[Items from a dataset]
━━━━━━━━

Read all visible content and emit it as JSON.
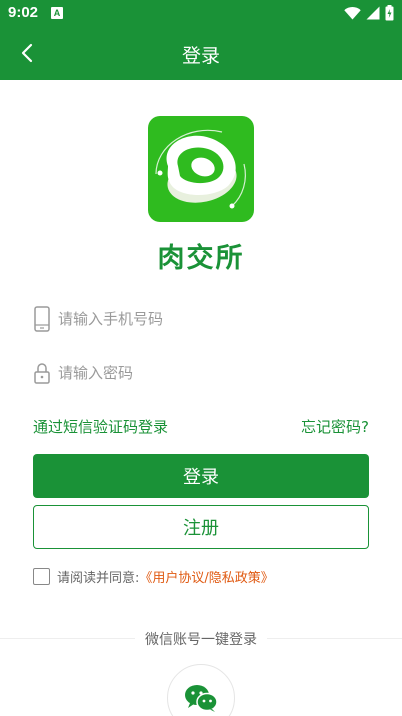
{
  "status_bar": {
    "time": "9:02",
    "notification_badge": "A"
  },
  "header": {
    "title": "登录",
    "back_icon": "chevron-left-icon"
  },
  "app": {
    "name": "肉交所",
    "logo_icon": "app-logo-icon"
  },
  "form": {
    "phone": {
      "placeholder": "请输入手机号码",
      "value": "",
      "icon": "phone-icon"
    },
    "password": {
      "placeholder": "请输入密码",
      "value": "",
      "icon": "lock-icon"
    }
  },
  "links": {
    "sms_login": "通过短信验证码登录",
    "forgot_password": "忘记密码?"
  },
  "buttons": {
    "login": "登录",
    "register": "注册"
  },
  "agreement": {
    "prefix": "请阅读并同意:",
    "link": "《用户协议/隐私政策》",
    "checked": false
  },
  "wechat": {
    "title": "微信账号一键登录",
    "icon": "wechat-icon"
  },
  "colors": {
    "primary": "#1a9237",
    "logo_green": "#2fbb1f",
    "agreement_link": "#e05a12",
    "placeholder": "#9a9a9a"
  }
}
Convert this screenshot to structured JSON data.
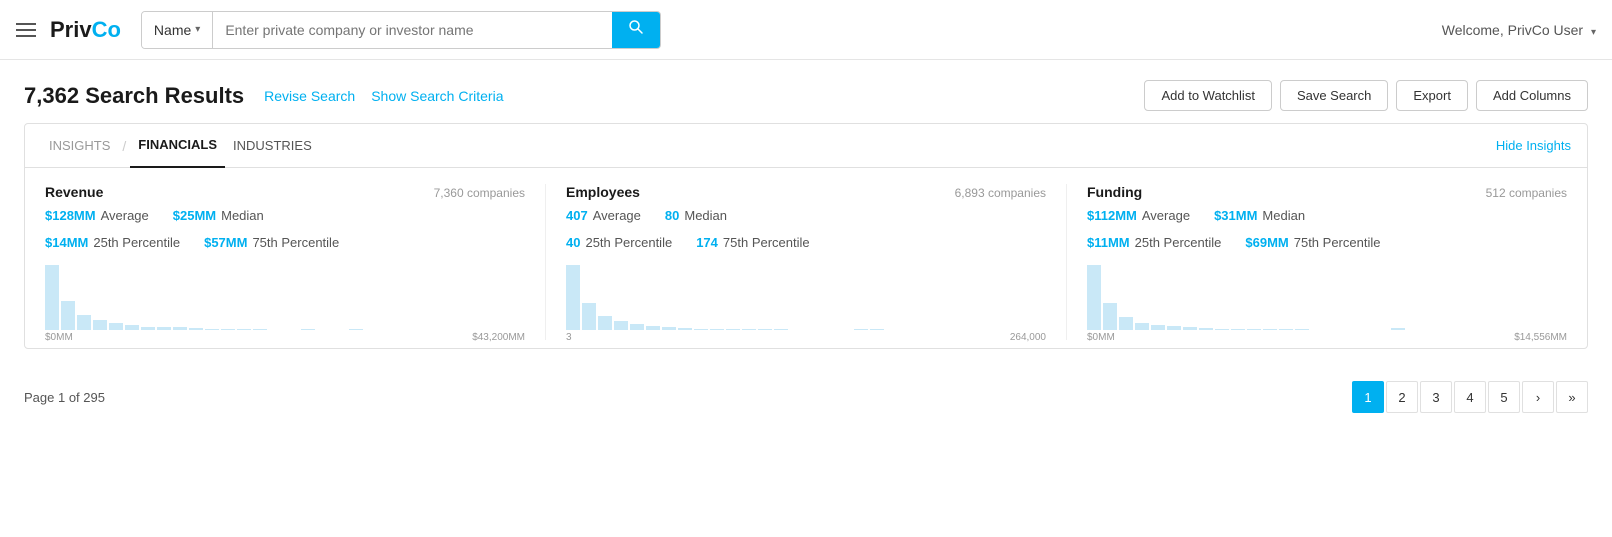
{
  "navbar": {
    "hamburger_label": "Menu",
    "logo_priv": "Priv",
    "logo_co": "Co",
    "search_type": "Name",
    "search_placeholder": "Enter private company or investor name",
    "search_button_label": "Search",
    "welcome": "Welcome, PrivCo User"
  },
  "results": {
    "count": "7,362",
    "count_label": "Search Results",
    "revise_search": "Revise Search",
    "show_criteria": "Show Search Criteria",
    "add_watchlist": "Add to Watchlist",
    "save_search": "Save Search",
    "export": "Export",
    "add_columns": "Add Columns"
  },
  "insights": {
    "tab_insights": "INSIGHTS",
    "tab_financials": "FINANCIALS",
    "tab_industries": "INDUSTRIES",
    "hide_insights": "Hide Insights",
    "revenue": {
      "title": "Revenue",
      "companies": "7,360 companies",
      "average_value": "$128MM",
      "average_label": "Average",
      "percentile25_value": "$14MM",
      "percentile25_label": "25th Percentile",
      "median_value": "$25MM",
      "median_label": "Median",
      "percentile75_value": "$57MM",
      "percentile75_label": "75th Percentile",
      "axis_min": "$0MM",
      "axis_max": "$43,200MM",
      "bars": [
        95,
        42,
        22,
        14,
        10,
        8,
        5,
        4,
        4,
        3,
        2,
        2,
        1,
        2,
        0,
        0,
        1,
        0,
        0,
        2
      ]
    },
    "employees": {
      "title": "Employees",
      "companies": "6,893 companies",
      "average_value": "407",
      "average_label": "Average",
      "percentile25_value": "40",
      "percentile25_label": "25th Percentile",
      "median_value": "80",
      "median_label": "Median",
      "percentile75_value": "174",
      "percentile75_label": "75th Percentile",
      "axis_min": "3",
      "axis_max": "264,000",
      "bars": [
        90,
        38,
        20,
        12,
        8,
        6,
        4,
        3,
        2,
        2,
        1,
        1,
        1,
        1,
        0,
        0,
        0,
        0,
        1,
        2
      ]
    },
    "funding": {
      "title": "Funding",
      "companies": "512 companies",
      "average_value": "$112MM",
      "average_label": "Average",
      "percentile25_value": "$11MM",
      "percentile25_label": "25th Percentile",
      "median_value": "$31MM",
      "median_label": "Median",
      "percentile75_value": "$69MM",
      "percentile75_label": "75th Percentile",
      "axis_min": "$0MM",
      "axis_max": "$14,556MM",
      "bars": [
        88,
        36,
        18,
        10,
        7,
        5,
        4,
        3,
        2,
        2,
        1,
        1,
        1,
        1,
        0,
        0,
        0,
        0,
        0,
        3
      ]
    }
  },
  "pagination": {
    "page_info": "Page 1 of 295",
    "pages": [
      "1",
      "2",
      "3",
      "4",
      "5"
    ],
    "next": "›",
    "last": "»"
  }
}
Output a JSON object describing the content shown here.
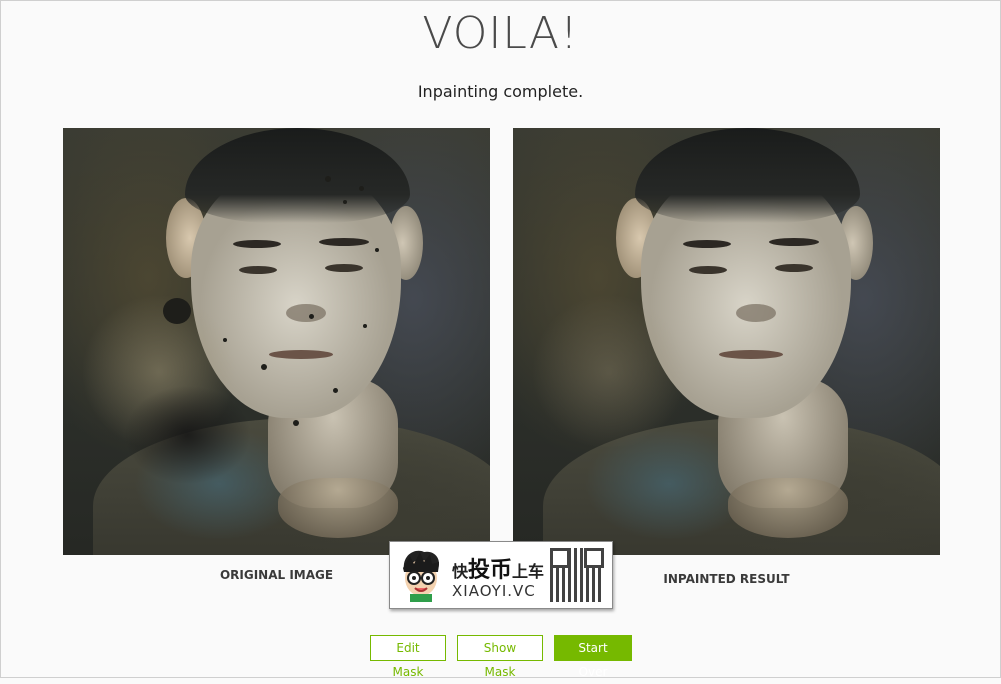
{
  "header": {
    "title": "VOILA!",
    "subtitle": "Inpainting complete."
  },
  "images": {
    "original_label": "ORIGINAL IMAGE",
    "result_label": "INPAINTED RESULT"
  },
  "watermark": {
    "line1_a": "快",
    "line1_b": "投币",
    "line1_c": "上车",
    "line2": "XIAOYI.VC"
  },
  "actions": {
    "edit_mask": "Edit Mask",
    "show_mask": "Show Mask",
    "start_over": "Start Over"
  },
  "colors": {
    "accent": "#76b900"
  }
}
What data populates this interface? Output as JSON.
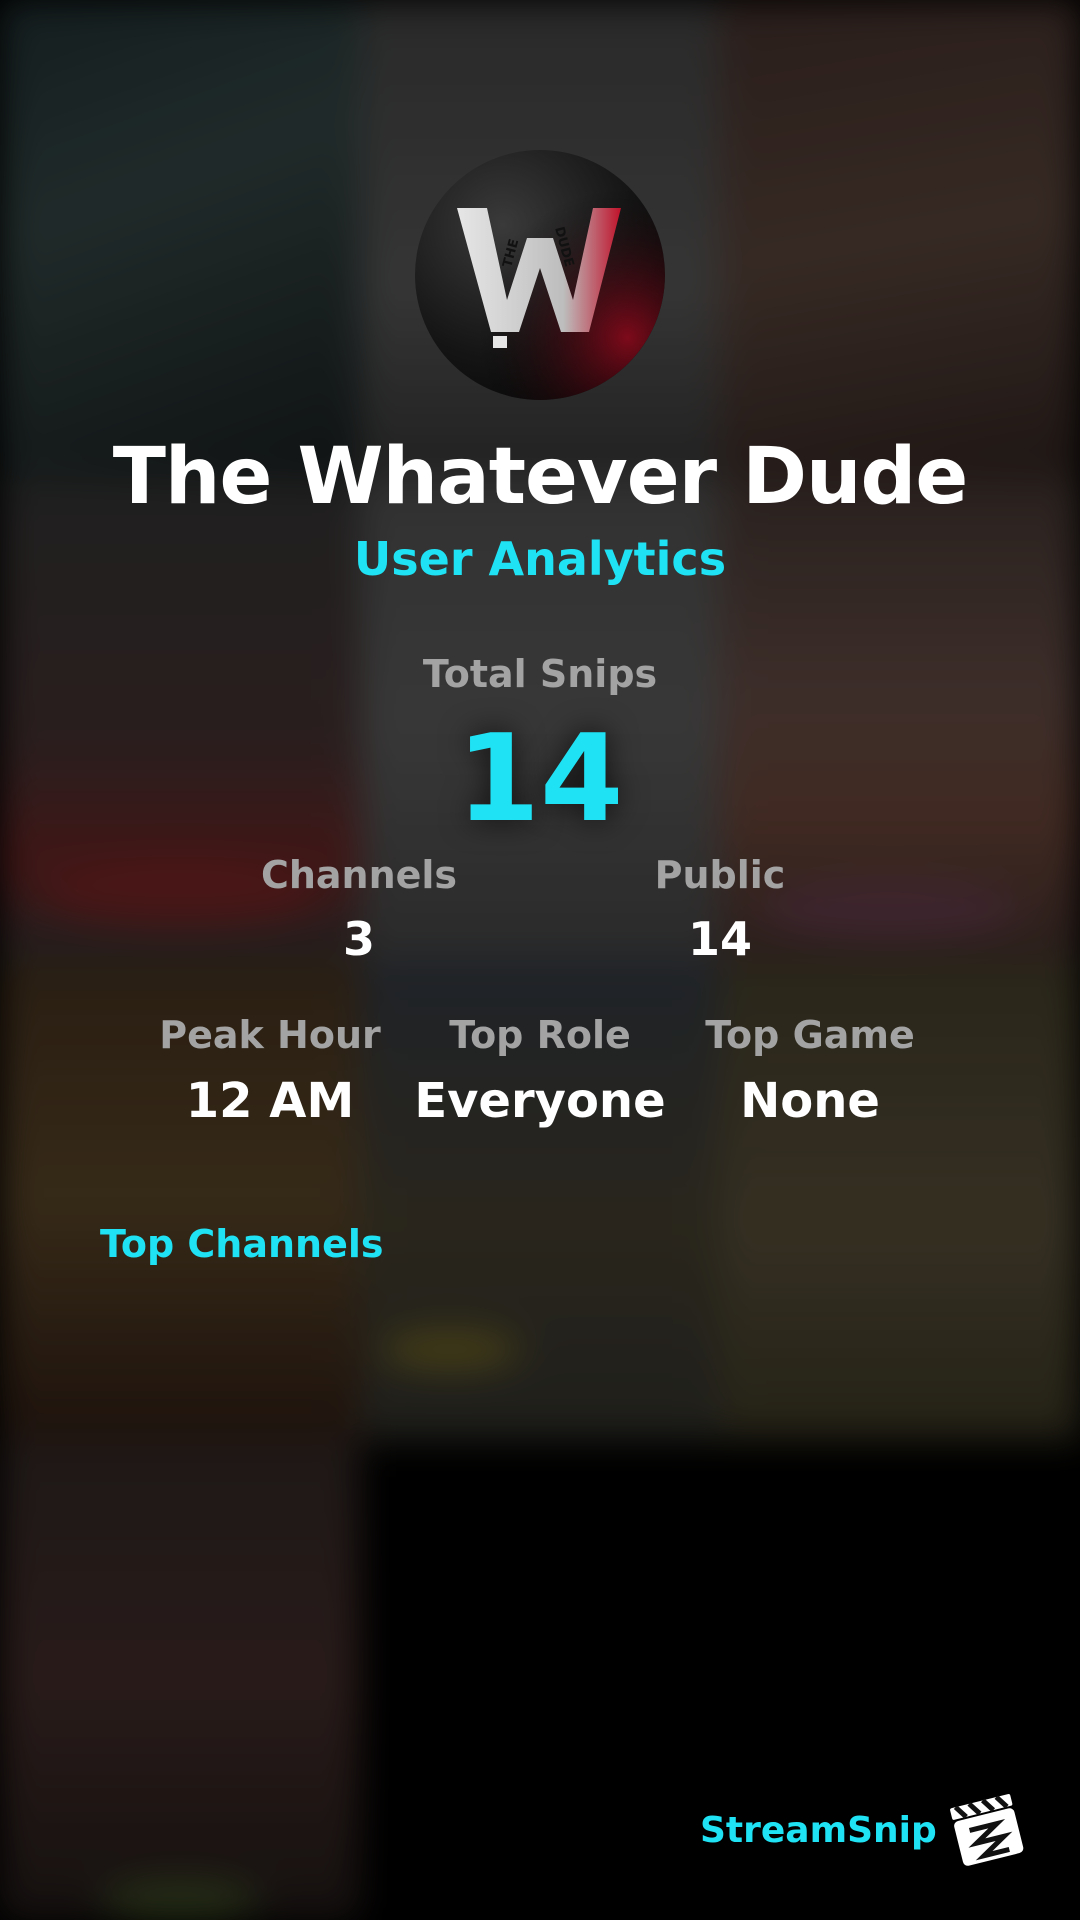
{
  "profile": {
    "avatar_text": "THE W DUDE",
    "name": "The Whatever Dude",
    "subtitle": "User Analytics"
  },
  "stats": {
    "total_snips_label": "Total Snips",
    "total_snips_value": "14",
    "channels_label": "Channels",
    "channels_value": "3",
    "public_label": "Public",
    "public_value": "14",
    "peak_hour_label": "Peak Hour",
    "peak_hour_value": "12 AM",
    "top_role_label": "Top Role",
    "top_role_value": "Everyone",
    "top_game_label": "Top Game",
    "top_game_value": "None"
  },
  "sections": {
    "top_channels_title": "Top Channels"
  },
  "brand": {
    "name": "StreamSnip",
    "logo_icon": "clapperboard-icon"
  },
  "colors": {
    "accent": "#1fe3f5",
    "label": "#a3a3a3",
    "value": "#ffffff",
    "avatar_red": "#c0122a"
  }
}
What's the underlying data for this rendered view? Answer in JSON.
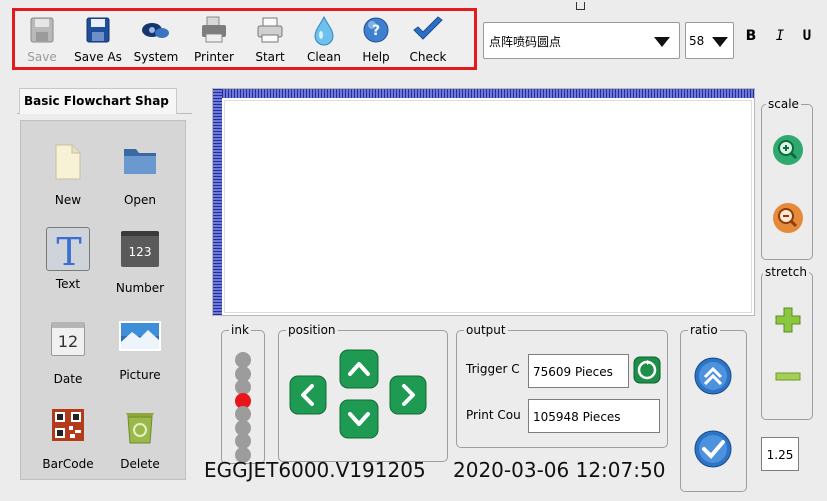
{
  "toolbar": {
    "items": [
      {
        "label": "Save",
        "icon": "floppy-disk-icon",
        "enabled": false
      },
      {
        "label": "Save As",
        "icon": "floppy-save-as-icon",
        "enabled": true
      },
      {
        "label": "System",
        "icon": "system-gear-icon",
        "enabled": true
      },
      {
        "label": "Printer",
        "icon": "printer-icon",
        "enabled": true
      },
      {
        "label": "Start",
        "icon": "start-print-icon",
        "enabled": true
      },
      {
        "label": "Clean",
        "icon": "water-drop-icon",
        "enabled": true
      },
      {
        "label": "Help",
        "icon": "help-icon",
        "enabled": true
      },
      {
        "label": "Check",
        "icon": "checkmark-icon",
        "enabled": true
      }
    ],
    "highlight_color": "#e21c1c"
  },
  "font": {
    "selected": "点阵喷码圆点",
    "size": "58",
    "bold_label": "B",
    "italic_label": "I",
    "underline_label": "U"
  },
  "left_panel": {
    "tab": "Basic Flowchart Shap",
    "items": [
      {
        "label": "New",
        "icon": "new-document-icon"
      },
      {
        "label": "Open",
        "icon": "folder-icon"
      },
      {
        "label": "Text",
        "icon": "text-tool-icon",
        "selected": true
      },
      {
        "label": "Number",
        "icon": "number-tool-icon",
        "glyph": "123"
      },
      {
        "label": "Date",
        "icon": "calendar-icon",
        "glyph": "12"
      },
      {
        "label": "Picture",
        "icon": "picture-icon"
      },
      {
        "label": "BarCode",
        "icon": "qr-barcode-icon"
      },
      {
        "label": "Delete",
        "icon": "recycle-bin-icon"
      }
    ]
  },
  "ink": {
    "title": "ink",
    "levels": 8,
    "active_index": 3,
    "active_color": "#e8151a"
  },
  "position": {
    "title": "position"
  },
  "output": {
    "title": "output",
    "trigger_label": "Trigger C",
    "trigger_value": "75609  Pieces",
    "print_label": "Print Cou",
    "print_value": "105948  Pieces"
  },
  "ratio": {
    "title": "ratio"
  },
  "scale": {
    "title": "scale"
  },
  "stretch": {
    "title": "stretch",
    "value": "1.25"
  },
  "status": {
    "version": "EGGJET6000.V191205",
    "datetime": "2020-03-06 12:07:50"
  }
}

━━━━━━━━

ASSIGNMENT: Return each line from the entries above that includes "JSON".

SOLUTION FOR THIS EXERCISE:
Read all visible content and emit it as JSON.
Convert this screenshot to structured JSON data.
Output a JSON object describing the content shown here.
What data populates this interface? Output as JSON.
What's the underlying data for this rendered view? Answer in JSON.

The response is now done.